Bit of background on this question;

A group raised a conflict of interest dispute against our group - we immediately took necessary steps to remedy this action. We let them know within a day that we were doing this so they were aware steps were being made, and by the end of the weekend we sent via email a full log of changes we had made (all communications so far had been made over the phone or in person).

We asked in this e-mail if they could confirm the above changes were satisfactory (for our own protection) and they have yet to respond. Then in person they have now stated that they will not be responding in writing.

Our issue is, we want this in our writing in case they attempt to take this further, however they've verbally stated (off the record) that they will not be putting anything into an email to us.

We are considering a follow-up email after 2-3 weeks requesting response within the e-mail, and that if they do not respond within X time we are within our rights to assume they agree.

My Question is:

Is there an appropriate amount of time that we can define which would have legal standing that unless they dispute further, we are able to assume that their 'silence' is 'agreement'. I suspect that would prompt a response from them though - but, what would be a reasonable amount of time to include in case this rears it's head at us in the future.


  • I don't know about time limits, but you may wish to consider sending an email (with a delivery and read receipt) or a signed-for letter saying something like "further to our various phone conversations and meetings [on dd/mm/yy at hh:mm] you said ... and ... stating you will not reply to my email dated dd/mm/yy in writing" This puts the ball is their court and gives you an auditable record of your positive actions to resolve matters if required in the future.
    – user35069
    Apr 14, 2021 at 15:05
  • Hey @RockApe That's a great idea, i'll work that into the draft of our follow-up email we we're planning for a few weeks so that's accounted for also! I'm hoping there is a defined time-limit however otherwise our intention is to put the ball entirely in their court so any shortfalls are on their side only!
    – Ldweller
    Apr 14, 2021 at 15:29
  • This is really something you need to talk to a lawyer about, if you want to have any certainty. This site cannot substitute for proper legal advice. And sending a letter saying "we are within our rights to do X", if it turns out you are not, will at the least make you look very foolish. Apr 14, 2021 at 15:57
  • @NateEldredge I agree it's certainly something a lawyer would provide more certain facts on - I was more opening the discussion in case anyone had encountered/read about a similar situation before and how it was handled - the last we want to do is screw this up!
    – Ldweller
    Apr 14, 2021 at 16:19

1 Answer 1


Silence is never agreement

Agreement requires word or deed. That is, they must say they agree verbally or in writing, or act in such a way that their agreement is clear.

For the act, we’re not talking about head nods or thumbs ups, that would actually be saying you agree. The act is more “If you want my lawnmower for $50 come and get it” - if they come and get the lawnmower they’ve agreed to pay the $50.
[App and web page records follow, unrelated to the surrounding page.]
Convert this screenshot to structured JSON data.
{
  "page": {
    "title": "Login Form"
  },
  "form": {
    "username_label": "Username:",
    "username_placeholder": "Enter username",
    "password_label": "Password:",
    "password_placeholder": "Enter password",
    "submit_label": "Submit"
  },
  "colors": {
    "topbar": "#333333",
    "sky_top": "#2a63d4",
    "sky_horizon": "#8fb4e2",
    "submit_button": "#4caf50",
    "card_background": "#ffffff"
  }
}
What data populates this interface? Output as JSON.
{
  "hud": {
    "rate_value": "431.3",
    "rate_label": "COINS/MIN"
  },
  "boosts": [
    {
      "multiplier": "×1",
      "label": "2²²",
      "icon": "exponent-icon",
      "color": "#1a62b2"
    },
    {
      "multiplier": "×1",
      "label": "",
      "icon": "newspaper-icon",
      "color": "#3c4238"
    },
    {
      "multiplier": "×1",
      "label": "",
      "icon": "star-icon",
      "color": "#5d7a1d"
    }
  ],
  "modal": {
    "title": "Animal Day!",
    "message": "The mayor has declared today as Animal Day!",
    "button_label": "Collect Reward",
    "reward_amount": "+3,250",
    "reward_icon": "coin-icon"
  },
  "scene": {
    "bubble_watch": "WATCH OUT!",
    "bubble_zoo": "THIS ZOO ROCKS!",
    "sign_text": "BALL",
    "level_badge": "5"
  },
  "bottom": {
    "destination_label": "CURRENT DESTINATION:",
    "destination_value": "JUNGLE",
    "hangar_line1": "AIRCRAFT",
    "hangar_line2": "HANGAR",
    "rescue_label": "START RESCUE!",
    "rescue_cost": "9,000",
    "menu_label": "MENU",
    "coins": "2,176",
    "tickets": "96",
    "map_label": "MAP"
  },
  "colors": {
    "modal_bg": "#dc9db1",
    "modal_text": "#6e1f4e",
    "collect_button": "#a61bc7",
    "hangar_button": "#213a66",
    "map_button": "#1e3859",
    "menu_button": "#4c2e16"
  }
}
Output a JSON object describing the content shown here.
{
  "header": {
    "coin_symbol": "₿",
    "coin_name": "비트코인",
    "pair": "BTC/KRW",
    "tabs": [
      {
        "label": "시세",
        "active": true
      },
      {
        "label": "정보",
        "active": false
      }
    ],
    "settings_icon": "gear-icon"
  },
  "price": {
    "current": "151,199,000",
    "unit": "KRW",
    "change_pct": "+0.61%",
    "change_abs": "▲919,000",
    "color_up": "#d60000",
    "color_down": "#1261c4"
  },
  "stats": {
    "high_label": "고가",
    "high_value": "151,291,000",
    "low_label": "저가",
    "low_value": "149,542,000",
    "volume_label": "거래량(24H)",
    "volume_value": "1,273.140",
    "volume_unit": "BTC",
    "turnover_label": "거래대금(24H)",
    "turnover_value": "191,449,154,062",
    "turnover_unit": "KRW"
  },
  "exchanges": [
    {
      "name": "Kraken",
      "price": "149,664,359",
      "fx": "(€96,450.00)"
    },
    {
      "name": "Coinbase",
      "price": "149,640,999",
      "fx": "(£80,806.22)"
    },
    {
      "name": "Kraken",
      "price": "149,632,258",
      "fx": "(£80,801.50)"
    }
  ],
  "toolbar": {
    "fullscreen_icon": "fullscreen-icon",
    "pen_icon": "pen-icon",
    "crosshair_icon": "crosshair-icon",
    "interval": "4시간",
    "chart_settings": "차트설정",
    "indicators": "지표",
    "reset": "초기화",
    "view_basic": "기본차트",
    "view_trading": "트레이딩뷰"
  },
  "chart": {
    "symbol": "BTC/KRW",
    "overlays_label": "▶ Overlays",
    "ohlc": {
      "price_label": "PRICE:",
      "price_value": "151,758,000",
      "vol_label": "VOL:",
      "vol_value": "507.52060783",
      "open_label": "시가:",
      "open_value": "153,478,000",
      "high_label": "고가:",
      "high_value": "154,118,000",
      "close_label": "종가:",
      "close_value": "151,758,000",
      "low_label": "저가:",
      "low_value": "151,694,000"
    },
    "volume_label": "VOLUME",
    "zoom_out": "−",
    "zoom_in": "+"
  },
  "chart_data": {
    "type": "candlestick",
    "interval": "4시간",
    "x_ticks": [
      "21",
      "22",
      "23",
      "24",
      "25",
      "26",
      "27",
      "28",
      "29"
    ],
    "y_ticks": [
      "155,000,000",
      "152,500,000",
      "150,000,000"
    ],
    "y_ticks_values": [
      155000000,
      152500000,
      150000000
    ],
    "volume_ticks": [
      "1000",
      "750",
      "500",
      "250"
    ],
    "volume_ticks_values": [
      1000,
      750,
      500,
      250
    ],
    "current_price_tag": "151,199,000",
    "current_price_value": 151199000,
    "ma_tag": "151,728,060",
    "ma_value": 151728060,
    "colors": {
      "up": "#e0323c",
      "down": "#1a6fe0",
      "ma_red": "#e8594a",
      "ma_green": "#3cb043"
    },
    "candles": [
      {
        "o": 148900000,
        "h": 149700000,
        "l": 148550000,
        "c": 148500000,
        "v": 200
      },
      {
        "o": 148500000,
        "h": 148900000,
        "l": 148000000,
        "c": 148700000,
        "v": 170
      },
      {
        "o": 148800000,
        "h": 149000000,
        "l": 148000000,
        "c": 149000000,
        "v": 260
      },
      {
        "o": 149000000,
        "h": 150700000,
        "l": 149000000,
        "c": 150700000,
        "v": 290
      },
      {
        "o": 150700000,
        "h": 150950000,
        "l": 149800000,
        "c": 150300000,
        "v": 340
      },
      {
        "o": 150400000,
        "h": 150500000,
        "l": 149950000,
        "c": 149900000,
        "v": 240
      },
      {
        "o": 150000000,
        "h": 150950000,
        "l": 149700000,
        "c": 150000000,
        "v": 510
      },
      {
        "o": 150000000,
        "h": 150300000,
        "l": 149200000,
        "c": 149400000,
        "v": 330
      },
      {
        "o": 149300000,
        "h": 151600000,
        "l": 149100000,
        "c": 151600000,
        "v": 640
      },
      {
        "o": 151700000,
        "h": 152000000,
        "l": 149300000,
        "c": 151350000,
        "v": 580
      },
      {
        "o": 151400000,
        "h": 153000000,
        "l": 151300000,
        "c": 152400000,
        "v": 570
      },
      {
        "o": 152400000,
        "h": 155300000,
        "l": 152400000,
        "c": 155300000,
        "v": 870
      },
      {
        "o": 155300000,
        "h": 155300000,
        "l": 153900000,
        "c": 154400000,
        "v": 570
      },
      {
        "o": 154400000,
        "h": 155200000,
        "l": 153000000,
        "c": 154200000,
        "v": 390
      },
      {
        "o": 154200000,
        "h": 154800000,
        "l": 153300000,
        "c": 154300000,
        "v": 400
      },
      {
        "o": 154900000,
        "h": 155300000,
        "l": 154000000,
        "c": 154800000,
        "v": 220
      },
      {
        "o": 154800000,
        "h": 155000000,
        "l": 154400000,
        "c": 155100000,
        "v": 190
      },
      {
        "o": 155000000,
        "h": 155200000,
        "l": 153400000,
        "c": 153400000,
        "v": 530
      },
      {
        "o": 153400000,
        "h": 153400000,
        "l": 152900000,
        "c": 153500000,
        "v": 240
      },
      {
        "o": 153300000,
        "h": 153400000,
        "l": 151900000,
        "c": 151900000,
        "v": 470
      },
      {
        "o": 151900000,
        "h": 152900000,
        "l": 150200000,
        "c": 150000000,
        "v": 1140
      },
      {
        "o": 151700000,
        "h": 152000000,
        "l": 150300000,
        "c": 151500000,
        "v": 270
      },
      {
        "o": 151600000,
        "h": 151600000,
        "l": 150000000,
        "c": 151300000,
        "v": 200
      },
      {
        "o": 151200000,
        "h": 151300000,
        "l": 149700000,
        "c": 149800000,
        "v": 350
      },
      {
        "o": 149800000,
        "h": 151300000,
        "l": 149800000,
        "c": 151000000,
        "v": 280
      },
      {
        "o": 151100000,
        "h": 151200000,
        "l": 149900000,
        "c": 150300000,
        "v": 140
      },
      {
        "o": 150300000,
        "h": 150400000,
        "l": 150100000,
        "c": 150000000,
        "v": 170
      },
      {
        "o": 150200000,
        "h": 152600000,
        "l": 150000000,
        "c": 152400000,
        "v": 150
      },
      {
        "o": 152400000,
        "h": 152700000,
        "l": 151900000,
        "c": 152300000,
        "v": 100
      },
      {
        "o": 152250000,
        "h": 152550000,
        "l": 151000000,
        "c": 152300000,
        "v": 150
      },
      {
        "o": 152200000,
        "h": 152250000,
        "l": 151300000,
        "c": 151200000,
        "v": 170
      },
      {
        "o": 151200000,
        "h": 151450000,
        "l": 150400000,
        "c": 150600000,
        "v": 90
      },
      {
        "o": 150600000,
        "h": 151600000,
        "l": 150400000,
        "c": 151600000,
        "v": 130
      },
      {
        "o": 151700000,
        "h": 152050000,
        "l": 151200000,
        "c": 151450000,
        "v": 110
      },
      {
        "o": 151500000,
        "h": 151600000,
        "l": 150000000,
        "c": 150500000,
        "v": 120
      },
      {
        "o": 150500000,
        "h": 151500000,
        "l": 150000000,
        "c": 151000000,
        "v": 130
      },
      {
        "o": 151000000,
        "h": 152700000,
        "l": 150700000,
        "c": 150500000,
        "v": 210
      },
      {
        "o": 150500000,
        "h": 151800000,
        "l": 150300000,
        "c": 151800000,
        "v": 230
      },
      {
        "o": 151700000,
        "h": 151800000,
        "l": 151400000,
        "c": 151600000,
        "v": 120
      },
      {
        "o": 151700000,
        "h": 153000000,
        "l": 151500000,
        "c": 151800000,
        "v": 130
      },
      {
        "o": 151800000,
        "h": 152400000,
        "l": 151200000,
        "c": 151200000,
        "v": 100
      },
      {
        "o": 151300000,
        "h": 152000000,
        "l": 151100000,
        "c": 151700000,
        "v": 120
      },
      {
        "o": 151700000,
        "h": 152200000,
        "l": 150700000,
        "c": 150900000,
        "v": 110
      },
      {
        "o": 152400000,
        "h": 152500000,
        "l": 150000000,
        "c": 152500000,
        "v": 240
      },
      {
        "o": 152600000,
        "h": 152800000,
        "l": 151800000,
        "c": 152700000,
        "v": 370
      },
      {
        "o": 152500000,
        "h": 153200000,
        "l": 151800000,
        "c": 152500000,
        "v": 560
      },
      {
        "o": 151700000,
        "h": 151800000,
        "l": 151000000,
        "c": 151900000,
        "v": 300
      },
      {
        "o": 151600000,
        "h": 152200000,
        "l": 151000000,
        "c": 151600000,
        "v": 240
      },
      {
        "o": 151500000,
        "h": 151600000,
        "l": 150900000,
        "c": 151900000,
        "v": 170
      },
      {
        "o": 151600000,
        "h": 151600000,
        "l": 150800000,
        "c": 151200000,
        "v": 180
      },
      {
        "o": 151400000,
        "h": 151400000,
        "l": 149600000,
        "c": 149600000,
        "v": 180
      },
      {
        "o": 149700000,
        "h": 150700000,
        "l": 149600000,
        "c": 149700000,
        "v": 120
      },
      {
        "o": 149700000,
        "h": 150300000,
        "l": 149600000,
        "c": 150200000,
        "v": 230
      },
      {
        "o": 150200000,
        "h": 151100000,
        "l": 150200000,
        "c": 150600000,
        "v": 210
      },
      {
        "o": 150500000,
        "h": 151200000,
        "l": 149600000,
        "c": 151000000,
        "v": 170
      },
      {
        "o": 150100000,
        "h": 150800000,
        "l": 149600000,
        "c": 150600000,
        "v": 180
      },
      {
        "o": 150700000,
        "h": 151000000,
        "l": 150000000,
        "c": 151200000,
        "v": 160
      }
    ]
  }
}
You can assume that the dispute is still on foot. Of course, they can agree that the changes are satisfactory going forward but reserve their rights about past breaches.

  • Thanks Dale! So in this instance where they're refusing to put any form of response (agree or disagree) in writing, how could we cover ourselves from them in the future pulling this out the bag?
    – Ldweller
    Apr 14, 2021 at 21:41
  • 2
    Refuse to deal with them further until they agree or disagree
    – Dale M
    Apr 14, 2021 at 21:42
  • Great to hear and I'll let the group know; finally (sorry to heckle you). Considering they're the party who raised issue in the first place yet refuse to accept or decline our amendments (professionally they should at least acknowledge us), there's no way other than asking we can force a response out of them?
    – Ldweller
    Apr 14, 2021 at 21:55
  • Well, when the sue you, that would be a response.
    – Dale M
    Apr 14, 2021 at 21:58

You must log in to answer this question.

Not the answer you're looking for? Browse other questions tagged .